_TASK DIRECTIONS_
Copy out each line of the entries where the word "value" is present.

GIVEN INFORMATION section start

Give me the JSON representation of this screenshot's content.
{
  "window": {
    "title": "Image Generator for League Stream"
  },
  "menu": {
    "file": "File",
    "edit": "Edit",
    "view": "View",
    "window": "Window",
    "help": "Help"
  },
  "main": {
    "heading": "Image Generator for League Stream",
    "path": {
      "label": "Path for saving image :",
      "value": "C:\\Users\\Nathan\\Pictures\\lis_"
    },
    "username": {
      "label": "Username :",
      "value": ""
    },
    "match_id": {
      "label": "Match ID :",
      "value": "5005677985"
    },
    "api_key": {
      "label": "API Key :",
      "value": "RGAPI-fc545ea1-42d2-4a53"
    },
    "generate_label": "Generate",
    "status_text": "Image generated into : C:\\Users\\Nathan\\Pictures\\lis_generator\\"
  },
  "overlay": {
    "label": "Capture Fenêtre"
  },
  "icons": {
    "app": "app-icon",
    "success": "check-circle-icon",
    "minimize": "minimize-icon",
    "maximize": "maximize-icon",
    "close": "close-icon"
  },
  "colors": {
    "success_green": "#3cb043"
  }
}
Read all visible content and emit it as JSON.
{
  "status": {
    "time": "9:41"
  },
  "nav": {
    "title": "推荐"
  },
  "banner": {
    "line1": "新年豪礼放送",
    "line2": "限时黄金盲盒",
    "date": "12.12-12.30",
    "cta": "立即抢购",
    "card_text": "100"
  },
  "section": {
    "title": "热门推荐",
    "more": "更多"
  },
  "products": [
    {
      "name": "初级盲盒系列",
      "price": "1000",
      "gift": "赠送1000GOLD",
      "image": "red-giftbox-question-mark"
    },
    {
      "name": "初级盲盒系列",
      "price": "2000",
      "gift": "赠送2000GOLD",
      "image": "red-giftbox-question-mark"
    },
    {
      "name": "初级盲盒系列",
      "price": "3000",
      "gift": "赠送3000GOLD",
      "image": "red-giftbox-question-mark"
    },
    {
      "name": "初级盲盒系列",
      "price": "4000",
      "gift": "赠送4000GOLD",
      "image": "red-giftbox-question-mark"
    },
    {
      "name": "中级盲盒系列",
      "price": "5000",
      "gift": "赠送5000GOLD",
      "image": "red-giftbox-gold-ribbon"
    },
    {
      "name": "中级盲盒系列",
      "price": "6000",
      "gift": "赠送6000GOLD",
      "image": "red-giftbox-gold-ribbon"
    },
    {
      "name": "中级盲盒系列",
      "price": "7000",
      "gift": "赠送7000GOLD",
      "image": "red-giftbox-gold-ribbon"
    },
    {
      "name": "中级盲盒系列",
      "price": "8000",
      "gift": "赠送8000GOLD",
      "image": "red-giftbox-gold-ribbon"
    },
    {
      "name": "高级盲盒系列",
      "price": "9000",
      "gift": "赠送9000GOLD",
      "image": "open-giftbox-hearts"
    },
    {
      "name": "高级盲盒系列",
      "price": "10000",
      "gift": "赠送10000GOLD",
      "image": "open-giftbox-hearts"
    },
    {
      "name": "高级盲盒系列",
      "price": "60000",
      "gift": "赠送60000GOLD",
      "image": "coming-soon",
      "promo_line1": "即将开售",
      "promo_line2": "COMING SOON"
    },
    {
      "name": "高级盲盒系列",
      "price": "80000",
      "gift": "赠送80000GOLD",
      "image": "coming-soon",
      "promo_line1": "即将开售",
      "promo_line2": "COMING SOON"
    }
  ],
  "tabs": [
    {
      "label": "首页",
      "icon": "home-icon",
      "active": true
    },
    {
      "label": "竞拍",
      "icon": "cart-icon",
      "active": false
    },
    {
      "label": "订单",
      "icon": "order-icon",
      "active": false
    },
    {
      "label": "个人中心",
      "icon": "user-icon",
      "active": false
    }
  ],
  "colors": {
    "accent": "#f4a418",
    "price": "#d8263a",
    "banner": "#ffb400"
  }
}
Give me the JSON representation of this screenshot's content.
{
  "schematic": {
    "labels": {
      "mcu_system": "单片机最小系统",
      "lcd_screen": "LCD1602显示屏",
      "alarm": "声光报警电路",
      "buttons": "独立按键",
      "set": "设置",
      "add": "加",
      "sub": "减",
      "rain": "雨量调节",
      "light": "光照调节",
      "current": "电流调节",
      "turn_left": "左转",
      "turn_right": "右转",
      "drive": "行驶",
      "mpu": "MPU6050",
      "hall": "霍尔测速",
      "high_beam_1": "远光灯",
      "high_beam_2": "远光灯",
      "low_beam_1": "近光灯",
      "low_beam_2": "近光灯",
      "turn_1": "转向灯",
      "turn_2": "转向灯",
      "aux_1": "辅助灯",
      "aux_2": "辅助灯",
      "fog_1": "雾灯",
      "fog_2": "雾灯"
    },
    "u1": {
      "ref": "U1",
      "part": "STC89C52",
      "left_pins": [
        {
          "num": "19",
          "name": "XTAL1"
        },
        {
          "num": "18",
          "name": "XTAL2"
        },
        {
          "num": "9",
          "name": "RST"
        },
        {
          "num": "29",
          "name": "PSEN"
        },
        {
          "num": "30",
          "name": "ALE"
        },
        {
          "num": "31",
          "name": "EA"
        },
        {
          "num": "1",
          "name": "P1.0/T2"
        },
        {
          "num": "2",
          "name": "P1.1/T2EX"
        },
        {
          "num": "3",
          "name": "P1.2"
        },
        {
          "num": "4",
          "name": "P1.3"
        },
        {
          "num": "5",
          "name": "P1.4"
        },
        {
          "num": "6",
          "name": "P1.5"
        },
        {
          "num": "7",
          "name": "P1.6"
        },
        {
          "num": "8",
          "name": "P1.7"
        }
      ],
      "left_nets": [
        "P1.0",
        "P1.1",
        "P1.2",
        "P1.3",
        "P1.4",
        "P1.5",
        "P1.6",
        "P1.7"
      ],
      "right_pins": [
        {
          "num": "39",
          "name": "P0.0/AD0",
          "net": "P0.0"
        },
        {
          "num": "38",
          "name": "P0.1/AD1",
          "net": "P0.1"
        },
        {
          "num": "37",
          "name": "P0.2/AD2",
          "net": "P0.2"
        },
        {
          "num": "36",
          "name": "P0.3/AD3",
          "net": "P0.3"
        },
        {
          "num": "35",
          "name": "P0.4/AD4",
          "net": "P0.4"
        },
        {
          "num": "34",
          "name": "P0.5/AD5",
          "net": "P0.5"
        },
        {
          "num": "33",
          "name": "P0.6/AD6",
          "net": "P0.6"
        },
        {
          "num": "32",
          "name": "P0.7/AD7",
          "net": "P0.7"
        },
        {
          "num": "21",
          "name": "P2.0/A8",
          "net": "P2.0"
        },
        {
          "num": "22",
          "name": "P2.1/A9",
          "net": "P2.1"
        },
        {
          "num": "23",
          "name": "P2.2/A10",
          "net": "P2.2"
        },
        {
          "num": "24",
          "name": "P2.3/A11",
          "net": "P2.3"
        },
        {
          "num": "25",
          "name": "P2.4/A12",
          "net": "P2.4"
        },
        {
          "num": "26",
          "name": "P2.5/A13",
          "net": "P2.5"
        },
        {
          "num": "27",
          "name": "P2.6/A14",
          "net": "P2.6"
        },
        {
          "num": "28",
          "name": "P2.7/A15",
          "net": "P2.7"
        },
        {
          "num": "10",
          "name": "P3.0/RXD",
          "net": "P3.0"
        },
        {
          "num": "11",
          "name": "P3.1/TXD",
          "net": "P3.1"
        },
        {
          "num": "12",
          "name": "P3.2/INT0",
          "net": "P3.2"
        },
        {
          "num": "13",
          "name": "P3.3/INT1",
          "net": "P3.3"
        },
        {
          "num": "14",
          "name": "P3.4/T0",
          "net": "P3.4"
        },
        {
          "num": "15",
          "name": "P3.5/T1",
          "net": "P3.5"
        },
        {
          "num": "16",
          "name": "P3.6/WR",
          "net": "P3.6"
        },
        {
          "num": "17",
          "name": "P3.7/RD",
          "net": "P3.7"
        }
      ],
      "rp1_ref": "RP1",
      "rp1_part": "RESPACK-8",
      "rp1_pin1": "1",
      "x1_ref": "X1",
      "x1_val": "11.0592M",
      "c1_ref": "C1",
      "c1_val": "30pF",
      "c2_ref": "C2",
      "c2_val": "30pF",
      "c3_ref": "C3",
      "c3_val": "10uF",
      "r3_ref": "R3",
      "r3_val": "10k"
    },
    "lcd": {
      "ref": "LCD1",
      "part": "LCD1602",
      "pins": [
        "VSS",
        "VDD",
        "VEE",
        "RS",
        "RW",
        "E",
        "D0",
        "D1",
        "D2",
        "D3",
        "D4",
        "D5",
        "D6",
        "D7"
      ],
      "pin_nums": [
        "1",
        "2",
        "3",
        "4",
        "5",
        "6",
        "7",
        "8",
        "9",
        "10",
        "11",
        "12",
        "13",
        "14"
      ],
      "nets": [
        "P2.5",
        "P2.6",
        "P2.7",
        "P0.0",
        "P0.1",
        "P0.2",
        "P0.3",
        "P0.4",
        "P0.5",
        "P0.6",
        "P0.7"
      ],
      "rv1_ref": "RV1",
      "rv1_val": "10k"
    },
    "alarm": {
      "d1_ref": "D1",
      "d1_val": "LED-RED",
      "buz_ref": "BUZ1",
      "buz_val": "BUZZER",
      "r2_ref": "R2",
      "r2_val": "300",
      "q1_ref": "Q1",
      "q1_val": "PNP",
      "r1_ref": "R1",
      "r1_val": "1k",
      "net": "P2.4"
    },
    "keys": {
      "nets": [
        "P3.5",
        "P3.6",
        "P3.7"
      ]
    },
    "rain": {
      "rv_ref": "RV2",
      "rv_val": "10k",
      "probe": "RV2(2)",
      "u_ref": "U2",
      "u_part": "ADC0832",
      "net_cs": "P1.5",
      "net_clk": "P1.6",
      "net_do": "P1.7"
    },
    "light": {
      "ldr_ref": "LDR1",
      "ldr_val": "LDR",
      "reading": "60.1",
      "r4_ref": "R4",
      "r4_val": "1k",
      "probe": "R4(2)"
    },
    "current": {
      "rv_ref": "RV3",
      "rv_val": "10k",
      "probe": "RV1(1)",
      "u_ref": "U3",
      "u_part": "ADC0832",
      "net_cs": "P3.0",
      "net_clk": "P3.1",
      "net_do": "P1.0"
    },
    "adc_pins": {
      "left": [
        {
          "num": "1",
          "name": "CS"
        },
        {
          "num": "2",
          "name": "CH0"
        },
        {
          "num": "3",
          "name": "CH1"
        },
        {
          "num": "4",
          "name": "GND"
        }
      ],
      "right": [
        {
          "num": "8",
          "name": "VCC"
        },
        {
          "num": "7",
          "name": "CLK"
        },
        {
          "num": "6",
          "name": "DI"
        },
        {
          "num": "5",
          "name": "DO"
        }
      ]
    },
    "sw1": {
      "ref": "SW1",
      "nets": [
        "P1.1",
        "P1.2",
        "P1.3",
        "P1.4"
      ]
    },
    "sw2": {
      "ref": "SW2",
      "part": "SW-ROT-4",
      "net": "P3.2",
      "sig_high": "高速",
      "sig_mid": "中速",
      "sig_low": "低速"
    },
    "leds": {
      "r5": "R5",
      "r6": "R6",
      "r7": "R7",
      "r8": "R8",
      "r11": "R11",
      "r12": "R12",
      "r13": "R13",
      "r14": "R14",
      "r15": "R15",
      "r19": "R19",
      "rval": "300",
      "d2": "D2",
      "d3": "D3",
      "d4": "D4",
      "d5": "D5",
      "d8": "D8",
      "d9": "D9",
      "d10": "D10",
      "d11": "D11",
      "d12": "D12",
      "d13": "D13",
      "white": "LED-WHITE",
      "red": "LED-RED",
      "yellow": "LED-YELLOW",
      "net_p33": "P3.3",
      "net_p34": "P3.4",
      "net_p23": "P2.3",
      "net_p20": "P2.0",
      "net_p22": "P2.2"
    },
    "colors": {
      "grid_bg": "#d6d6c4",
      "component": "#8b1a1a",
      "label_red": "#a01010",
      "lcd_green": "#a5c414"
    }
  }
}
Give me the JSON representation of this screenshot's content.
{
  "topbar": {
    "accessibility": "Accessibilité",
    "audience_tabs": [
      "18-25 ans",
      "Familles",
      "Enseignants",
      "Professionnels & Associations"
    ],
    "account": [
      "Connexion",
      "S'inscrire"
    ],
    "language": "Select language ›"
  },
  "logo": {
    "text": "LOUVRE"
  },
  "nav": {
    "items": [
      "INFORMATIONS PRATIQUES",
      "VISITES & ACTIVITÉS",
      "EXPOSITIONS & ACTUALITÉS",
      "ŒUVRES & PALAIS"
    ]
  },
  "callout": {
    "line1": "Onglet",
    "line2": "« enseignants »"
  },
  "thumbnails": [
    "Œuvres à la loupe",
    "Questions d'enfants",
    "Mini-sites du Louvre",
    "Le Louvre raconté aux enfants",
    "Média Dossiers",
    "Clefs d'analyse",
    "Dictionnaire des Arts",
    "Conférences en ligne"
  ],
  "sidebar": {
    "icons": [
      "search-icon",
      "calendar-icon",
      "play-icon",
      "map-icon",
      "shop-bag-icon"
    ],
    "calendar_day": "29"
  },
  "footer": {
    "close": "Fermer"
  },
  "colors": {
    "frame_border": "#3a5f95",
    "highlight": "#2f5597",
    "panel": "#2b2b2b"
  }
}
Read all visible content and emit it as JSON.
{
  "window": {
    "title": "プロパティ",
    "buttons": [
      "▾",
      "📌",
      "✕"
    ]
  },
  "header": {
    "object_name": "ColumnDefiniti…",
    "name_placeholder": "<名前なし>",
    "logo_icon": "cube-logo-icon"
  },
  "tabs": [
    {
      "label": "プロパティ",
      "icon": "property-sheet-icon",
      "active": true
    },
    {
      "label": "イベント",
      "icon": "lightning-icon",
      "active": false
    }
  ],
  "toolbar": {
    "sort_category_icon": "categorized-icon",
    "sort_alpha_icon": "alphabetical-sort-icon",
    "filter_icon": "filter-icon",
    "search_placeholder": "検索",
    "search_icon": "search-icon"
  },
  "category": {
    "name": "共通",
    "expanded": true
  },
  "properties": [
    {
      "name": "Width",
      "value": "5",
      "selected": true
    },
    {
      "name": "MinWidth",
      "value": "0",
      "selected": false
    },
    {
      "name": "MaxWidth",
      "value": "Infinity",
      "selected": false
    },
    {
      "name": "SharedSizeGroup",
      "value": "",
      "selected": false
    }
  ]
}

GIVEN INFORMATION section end

_RESPONSE AREA_
      "value": "C:\\Users\\Nathan\\Pictures\\lis_"
      "value": ""
      "value": "5005677985"
      "value": "RGAPI-fc545ea1-42d2-4a53"
      "value": "5",
      "value": "0",
      "value": "Infinity",
      "value": "",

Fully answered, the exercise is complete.